1. The method of controlling the physical dimensions of a molded body of dental impression hydrocolloid in gel condition and having an agar-agar base, which comprises maintaining such a molded body immersed in an aqueous solution of an electrolyte which is compatible with agar-agar gels and which will restrict the swell ing of such body to a value less than that to which it will swell in plain water.
2. The method of controlling the physical dimensions of a molded body of dental impression hydrocolloid in gel condition and having an agar-agar base, which comprises maintaining such a body immersed in an aqueous solution containing in the neighborhood of 0.1 normal concentration of an electrolyte which is compatible with agar-agar gels.
3. The method set forth in claim 2, said aqueone solution comprising a solution of potassium sulphate.

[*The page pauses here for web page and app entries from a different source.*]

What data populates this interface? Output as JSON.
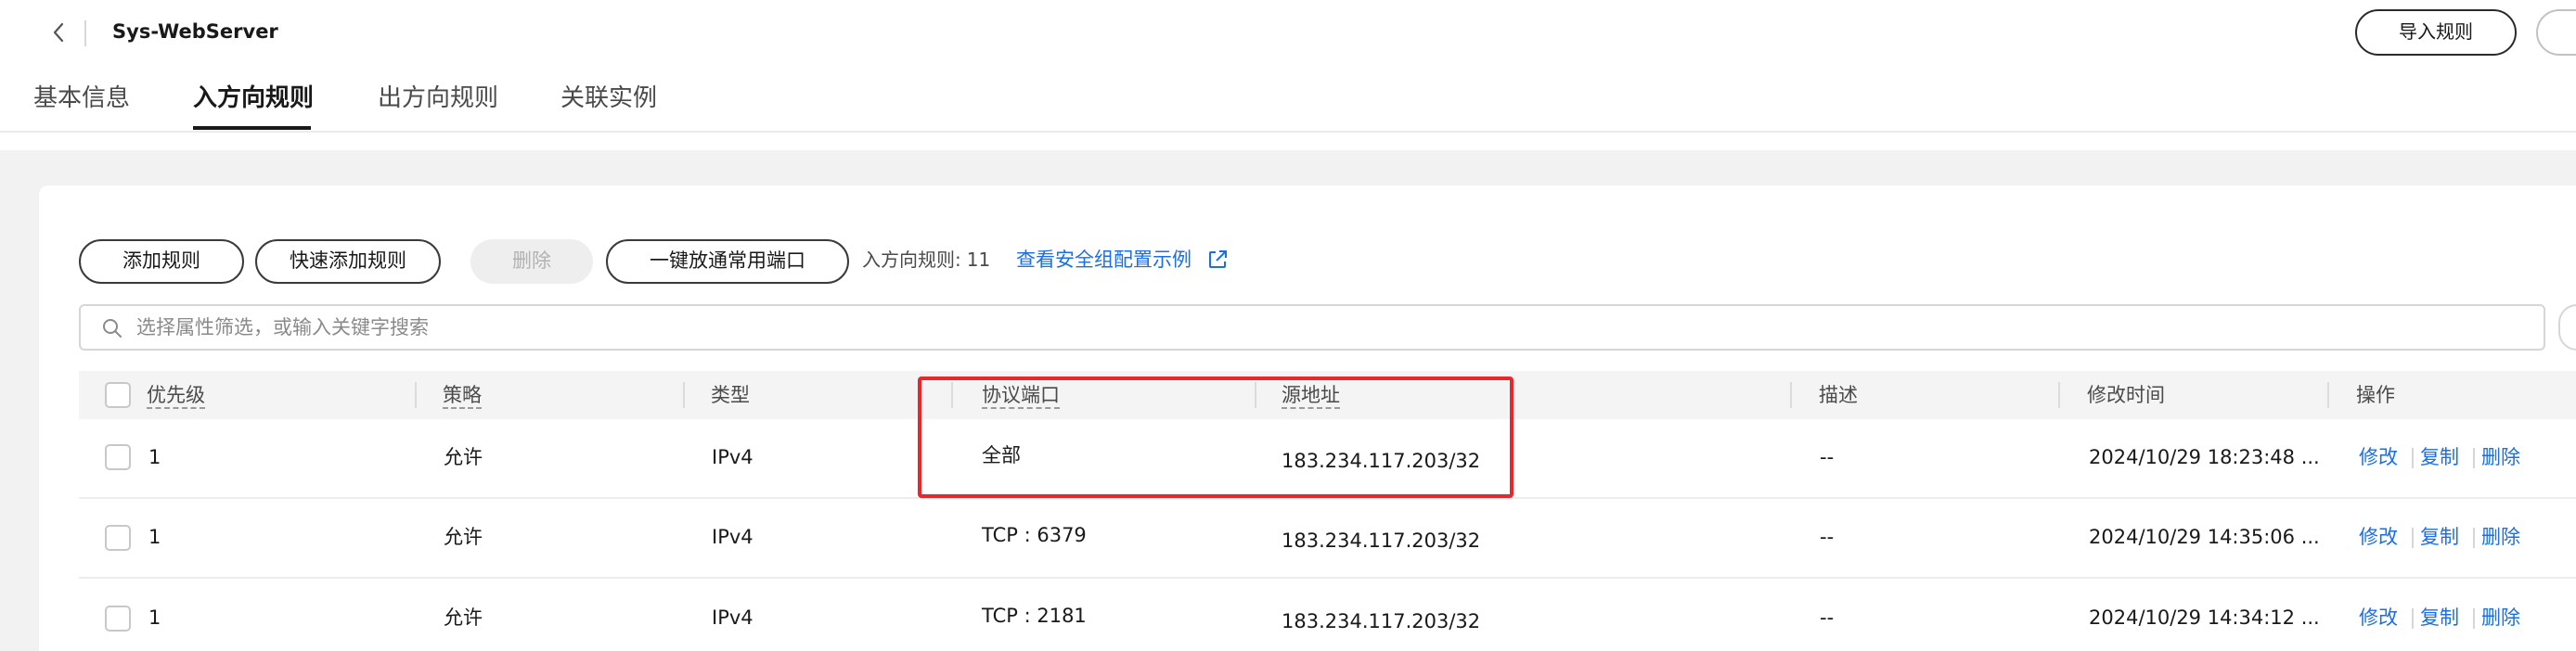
{
  "header": {
    "title": "Sys-WebServer",
    "import_label": "导入规则"
  },
  "tabs": [
    {
      "label": "基本信息"
    },
    {
      "label": "入方向规则"
    },
    {
      "label": "出方向规则"
    },
    {
      "label": "关联实例"
    }
  ],
  "toolbar": {
    "add_label": "添加规则",
    "quick_add_label": "快速添加规则",
    "delete_label": "删除",
    "open_ports_label": "一键放通常用端口",
    "rule_count_label": "入方向规则:",
    "rule_count": "11",
    "example_link": "查看安全组配置示例"
  },
  "search": {
    "placeholder": "选择属性筛选，或输入关键字搜索"
  },
  "table": {
    "columns": [
      "优先级",
      "策略",
      "类型",
      "协议端口",
      "源地址",
      "描述",
      "修改时间",
      "操作"
    ],
    "rows": [
      {
        "priority": "1",
        "policy": "允许",
        "type": "IPv4",
        "protocol_port": "全部",
        "source": "183.234.117.203/32",
        "description": "--",
        "modified": "2024/10/29 18:23:48 ...",
        "actions": [
          "修改",
          "复制",
          "删除"
        ]
      },
      {
        "priority": "1",
        "policy": "允许",
        "type": "IPv4",
        "protocol_port": "TCP : 6379",
        "source": "183.234.117.203/32",
        "description": "--",
        "modified": "2024/10/29 14:35:06 ...",
        "actions": [
          "修改",
          "复制",
          "删除"
        ]
      },
      {
        "priority": "1",
        "policy": "允许",
        "type": "IPv4",
        "protocol_port": "TCP : 2181",
        "source": "183.234.117.203/32",
        "description": "--",
        "modified": "2024/10/29 14:34:12 ...",
        "actions": [
          "修改",
          "复制",
          "删除"
        ]
      }
    ]
  },
  "colors": {
    "link": "#1a6fe8",
    "highlight": "#e8262b"
  }
}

4. The method of controlling the physical dimensions of a molded body of electrolyte-containing dental impression hydrocolloid in gel condition and having an agar-agar base, which comprises maintaining such a molded body in an aqueous solution of such electrolyte at a concentration equivalent to the concentration thereof in said hydrocolloid, said electrolyte being one which is compatible with agar-agar gels and which will restrict the swelling of such a gel to a value less than that to which it will swell in plain water.
5. The method of controlling the physical dimensions of a molded gel body of dental impression hydrocolloid containing an agar-agar base and an electrolyte at a concentration in the neighborhood of 0.1 normal, said electrolyte being one which is compatible with. agar-agar gels, which comprises maintaining such a molded body in an aqueous solution of such an electrolyte at a concentration in the neighborhood of 0.1 normal.
6. The method set forth in claim 5, said electrolyte comprising potassium sulphate.
WALTER J. VAN ROSSEM